It’s good that Mark Ciavarella will be receiving the due process he denied to so many young men and women. And if he’s found guilty, hopefully he will get to experience the correctional facilities he profited from for a very long time.
To me, however, this is has always been a classic case of “the real scandal is what’s (at least nominally) legal”:
Mr. Ciavarella faces a maximum of life in prison if convicted of all 39 counts against him. But the fact that he is on trial at all feels like a triumph to Hillary Transue, whom he sentenced to three months for a spoof Web page mocking an assistant principal at her high school in 2007.

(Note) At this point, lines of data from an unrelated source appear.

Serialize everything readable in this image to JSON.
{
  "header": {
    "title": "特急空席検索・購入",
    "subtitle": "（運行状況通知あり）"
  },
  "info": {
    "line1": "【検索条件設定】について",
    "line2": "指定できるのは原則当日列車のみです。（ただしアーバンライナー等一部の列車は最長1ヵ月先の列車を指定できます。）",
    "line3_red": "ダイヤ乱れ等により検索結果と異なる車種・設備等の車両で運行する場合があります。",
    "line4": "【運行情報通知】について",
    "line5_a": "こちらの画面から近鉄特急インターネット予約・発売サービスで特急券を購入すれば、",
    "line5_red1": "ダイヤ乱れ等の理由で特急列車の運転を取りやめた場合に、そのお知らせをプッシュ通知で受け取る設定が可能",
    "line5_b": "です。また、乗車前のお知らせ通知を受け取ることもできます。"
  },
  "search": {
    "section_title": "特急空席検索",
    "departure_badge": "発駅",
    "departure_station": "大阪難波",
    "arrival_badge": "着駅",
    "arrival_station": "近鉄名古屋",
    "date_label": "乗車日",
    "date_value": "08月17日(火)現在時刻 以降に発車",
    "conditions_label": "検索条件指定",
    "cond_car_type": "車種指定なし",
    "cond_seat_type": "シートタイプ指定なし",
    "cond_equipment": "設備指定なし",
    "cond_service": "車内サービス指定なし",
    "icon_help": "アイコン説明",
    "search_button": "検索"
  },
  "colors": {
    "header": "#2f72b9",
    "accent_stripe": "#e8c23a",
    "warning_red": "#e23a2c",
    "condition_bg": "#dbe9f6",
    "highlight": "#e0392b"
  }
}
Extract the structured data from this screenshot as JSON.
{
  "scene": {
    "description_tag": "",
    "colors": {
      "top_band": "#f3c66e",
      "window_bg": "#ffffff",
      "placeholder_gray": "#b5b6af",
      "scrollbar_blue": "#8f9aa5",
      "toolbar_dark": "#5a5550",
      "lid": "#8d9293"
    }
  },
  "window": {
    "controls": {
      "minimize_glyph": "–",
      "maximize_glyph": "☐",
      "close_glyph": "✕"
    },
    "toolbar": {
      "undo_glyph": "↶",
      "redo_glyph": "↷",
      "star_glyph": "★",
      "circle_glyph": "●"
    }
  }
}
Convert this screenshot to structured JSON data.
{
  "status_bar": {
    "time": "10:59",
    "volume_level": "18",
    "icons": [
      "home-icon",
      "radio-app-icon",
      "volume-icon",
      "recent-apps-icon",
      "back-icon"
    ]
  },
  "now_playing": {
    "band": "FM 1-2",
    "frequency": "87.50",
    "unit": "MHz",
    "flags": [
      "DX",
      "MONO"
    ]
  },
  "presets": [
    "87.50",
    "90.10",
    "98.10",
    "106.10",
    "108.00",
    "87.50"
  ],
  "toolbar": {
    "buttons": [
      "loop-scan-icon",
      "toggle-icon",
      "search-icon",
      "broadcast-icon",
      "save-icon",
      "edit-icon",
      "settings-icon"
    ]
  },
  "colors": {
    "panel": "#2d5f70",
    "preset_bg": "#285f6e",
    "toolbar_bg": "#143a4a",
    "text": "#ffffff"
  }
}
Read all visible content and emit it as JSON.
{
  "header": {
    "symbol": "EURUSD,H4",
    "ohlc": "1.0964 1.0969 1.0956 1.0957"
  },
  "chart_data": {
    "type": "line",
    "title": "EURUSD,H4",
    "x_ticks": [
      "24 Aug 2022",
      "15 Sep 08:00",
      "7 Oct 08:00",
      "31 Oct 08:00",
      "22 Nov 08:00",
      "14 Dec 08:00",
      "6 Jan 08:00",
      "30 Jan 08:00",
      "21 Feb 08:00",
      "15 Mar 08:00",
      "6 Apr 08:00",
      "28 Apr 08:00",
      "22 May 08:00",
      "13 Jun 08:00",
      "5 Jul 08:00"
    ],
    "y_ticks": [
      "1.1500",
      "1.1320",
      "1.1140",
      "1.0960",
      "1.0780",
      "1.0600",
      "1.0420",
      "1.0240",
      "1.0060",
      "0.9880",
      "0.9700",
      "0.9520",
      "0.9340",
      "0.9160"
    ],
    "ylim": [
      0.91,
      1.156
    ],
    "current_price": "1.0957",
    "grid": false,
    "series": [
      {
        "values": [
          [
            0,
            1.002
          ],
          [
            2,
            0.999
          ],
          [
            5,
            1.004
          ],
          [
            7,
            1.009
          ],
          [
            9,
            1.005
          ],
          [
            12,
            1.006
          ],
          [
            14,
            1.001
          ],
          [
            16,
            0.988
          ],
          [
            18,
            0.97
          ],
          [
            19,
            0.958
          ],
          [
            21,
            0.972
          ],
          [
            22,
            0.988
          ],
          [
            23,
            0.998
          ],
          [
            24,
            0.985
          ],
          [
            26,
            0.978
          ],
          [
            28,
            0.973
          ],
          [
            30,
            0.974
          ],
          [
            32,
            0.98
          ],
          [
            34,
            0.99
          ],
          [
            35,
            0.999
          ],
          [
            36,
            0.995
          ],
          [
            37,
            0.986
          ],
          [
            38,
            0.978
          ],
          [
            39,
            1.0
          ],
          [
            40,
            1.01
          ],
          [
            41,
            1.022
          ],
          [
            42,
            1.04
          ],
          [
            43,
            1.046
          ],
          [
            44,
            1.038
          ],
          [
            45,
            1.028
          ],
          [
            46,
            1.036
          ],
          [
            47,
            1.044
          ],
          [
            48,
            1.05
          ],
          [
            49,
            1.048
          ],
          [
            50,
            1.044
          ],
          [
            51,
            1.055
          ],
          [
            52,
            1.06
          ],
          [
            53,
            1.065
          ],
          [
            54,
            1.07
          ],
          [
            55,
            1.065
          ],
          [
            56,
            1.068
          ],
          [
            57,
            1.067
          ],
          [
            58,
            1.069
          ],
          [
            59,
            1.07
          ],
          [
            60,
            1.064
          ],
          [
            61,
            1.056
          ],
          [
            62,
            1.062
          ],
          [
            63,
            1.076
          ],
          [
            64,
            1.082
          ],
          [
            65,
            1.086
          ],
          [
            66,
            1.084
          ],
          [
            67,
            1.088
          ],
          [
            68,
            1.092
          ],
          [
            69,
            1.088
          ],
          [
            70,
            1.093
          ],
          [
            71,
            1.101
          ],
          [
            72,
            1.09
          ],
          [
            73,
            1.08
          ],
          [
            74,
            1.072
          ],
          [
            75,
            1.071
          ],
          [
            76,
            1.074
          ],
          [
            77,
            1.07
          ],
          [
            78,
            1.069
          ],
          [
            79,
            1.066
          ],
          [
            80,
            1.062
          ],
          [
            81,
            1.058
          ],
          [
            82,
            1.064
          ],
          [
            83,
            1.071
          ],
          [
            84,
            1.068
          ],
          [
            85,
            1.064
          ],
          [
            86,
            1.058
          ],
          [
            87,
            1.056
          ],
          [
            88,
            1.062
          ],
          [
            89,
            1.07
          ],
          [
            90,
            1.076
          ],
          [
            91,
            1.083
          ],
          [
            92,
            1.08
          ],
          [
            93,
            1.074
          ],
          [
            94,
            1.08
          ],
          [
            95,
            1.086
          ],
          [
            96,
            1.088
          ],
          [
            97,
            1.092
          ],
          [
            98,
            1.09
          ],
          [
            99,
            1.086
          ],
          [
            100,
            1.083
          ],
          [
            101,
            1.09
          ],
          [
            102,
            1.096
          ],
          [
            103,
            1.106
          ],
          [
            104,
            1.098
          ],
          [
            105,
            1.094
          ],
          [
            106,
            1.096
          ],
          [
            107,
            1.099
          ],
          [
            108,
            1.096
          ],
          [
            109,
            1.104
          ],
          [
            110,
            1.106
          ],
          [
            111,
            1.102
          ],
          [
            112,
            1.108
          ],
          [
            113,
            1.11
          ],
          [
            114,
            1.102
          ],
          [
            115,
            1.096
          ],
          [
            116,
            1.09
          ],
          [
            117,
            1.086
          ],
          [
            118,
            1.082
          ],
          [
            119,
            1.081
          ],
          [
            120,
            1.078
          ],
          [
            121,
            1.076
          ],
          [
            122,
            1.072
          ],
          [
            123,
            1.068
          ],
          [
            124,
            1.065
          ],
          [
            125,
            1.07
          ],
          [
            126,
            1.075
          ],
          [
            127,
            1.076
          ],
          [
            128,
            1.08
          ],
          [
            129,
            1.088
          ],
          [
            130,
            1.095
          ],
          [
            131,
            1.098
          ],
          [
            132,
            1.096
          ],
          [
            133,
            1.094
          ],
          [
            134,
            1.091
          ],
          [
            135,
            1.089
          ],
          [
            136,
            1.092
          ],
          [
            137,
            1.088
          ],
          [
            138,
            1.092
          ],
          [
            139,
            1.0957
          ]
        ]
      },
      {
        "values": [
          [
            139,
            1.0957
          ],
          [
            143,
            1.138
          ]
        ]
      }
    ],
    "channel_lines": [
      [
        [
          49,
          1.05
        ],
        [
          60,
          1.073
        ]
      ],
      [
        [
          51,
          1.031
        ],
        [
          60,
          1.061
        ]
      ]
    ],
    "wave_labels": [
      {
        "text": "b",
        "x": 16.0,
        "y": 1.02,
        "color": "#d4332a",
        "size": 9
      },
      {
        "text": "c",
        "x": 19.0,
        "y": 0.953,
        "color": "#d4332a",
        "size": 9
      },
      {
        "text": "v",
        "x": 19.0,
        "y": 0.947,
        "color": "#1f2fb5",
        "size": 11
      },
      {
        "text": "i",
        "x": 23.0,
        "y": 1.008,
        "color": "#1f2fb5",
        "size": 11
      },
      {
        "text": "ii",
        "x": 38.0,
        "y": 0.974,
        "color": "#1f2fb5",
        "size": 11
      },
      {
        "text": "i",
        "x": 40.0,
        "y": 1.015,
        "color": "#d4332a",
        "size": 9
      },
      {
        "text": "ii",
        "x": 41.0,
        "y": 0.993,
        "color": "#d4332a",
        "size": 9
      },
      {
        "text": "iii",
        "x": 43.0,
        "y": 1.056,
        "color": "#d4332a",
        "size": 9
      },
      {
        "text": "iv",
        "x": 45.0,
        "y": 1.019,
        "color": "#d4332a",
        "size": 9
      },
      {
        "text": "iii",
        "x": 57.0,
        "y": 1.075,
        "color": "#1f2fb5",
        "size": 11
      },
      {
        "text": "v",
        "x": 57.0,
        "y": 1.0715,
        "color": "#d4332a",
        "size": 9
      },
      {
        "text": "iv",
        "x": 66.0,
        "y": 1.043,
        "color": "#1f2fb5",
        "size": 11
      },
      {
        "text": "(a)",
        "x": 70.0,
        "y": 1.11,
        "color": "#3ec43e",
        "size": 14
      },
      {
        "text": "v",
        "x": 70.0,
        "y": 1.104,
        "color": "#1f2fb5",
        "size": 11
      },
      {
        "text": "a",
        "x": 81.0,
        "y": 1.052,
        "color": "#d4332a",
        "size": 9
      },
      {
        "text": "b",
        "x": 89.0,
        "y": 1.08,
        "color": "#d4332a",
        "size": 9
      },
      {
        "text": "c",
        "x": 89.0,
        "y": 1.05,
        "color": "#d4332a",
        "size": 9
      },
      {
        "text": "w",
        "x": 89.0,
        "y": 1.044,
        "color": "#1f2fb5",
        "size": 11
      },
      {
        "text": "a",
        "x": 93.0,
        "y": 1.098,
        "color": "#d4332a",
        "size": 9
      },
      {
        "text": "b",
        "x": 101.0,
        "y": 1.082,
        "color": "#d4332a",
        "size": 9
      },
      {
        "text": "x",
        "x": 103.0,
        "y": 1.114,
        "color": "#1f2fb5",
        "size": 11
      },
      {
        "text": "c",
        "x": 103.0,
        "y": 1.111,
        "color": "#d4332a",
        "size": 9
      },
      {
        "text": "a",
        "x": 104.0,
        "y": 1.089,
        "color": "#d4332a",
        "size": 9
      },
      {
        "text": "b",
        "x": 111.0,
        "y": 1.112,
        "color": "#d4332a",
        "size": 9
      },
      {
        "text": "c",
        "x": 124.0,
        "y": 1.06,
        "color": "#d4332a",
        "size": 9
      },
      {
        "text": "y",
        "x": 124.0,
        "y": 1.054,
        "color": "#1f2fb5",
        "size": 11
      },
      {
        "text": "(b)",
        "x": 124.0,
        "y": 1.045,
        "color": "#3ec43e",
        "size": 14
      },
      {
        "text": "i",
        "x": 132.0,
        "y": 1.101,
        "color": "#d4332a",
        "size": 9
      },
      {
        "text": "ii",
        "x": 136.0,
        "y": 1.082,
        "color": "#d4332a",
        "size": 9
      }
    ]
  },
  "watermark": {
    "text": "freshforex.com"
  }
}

If you have a system where someone can spend even a day in prison for a creating a non-threatening website about a school administrator, it’s broken from A to Z. That sentence would be utterly outrageous even if applied by a clean judge following a fair trail, although the fact that the judge who gave the sentence was certainly indifferent to constitutional rights and almost certainly crooked isn’t a coincidence.